Purpose of the study: The purpose of this intervention was to answer the following question: Does an embedded nurse case manager from a health plan performing embedded care coordination and supporting a quality improvement project impact medical home service use, role satisfaction, and per member per month expense?
Primary practice setting(s): The setting for this study was primary care medical home practices with a minimum of 1,000 lives, contracted with a health plan delivering Medicaid and Children's Health Insurance coverage.
Methodology and sample: Five medical home practice sites were selected for the intervention. The study began with case manager training and project permission in 5 medical homes, followed by implementation of care coordination with health plan clients. The nurse case manager performed care coordination functions for clients and initiated a Lean Six Sigma quality improvement project at the medical home site. The analysis strategy was to compare each medical home with itself before and after the intervention, as well as to obtain satisfaction information from medical home staff and care coordinators.
Results: Reductions in expense, as demonstrated by decreased per member per month claim cost, admissions per thousand, and reduced variation in days per thousand, were documented. Quality projects attained significant improvements in 4 out of 5 sites, and practice staff as well as case managers described satisfaction with the embedded nurse case manager role. These findings support medical homes as being an effective delivery model of the Affordable Care Act.

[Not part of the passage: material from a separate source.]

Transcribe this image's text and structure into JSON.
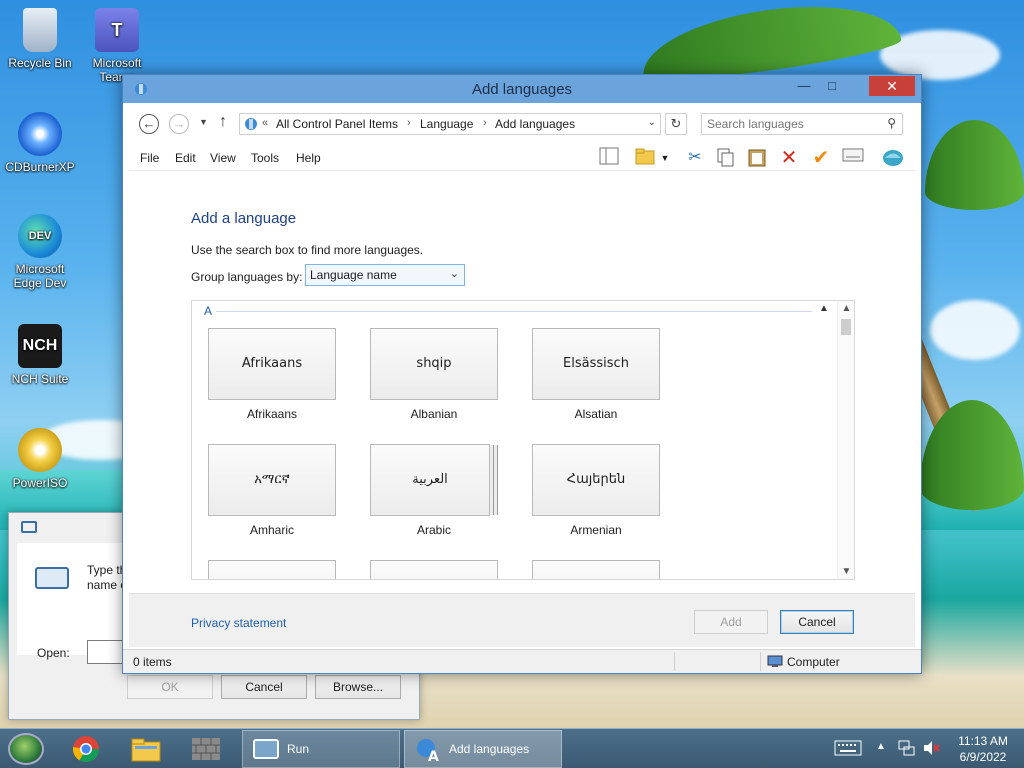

Implications for case management practice: Case managers who practice in primary care sites can make a significant difference in patient outcomes and practice efficiencies. Embedded case managers have the ability to impact the population being served through modeling and supporting interprofessional relationships and case management expertise. Use of motivational interviewing, assessment skills, advocacy, and joint care planning engage patients in their own care, whereas quality initiatives bring efficiencies and effectiveness to overall operations. There is need for research to be conducted across a larger number of practice sites and diverse populations to substantiate the effect of embedded case management in medical home.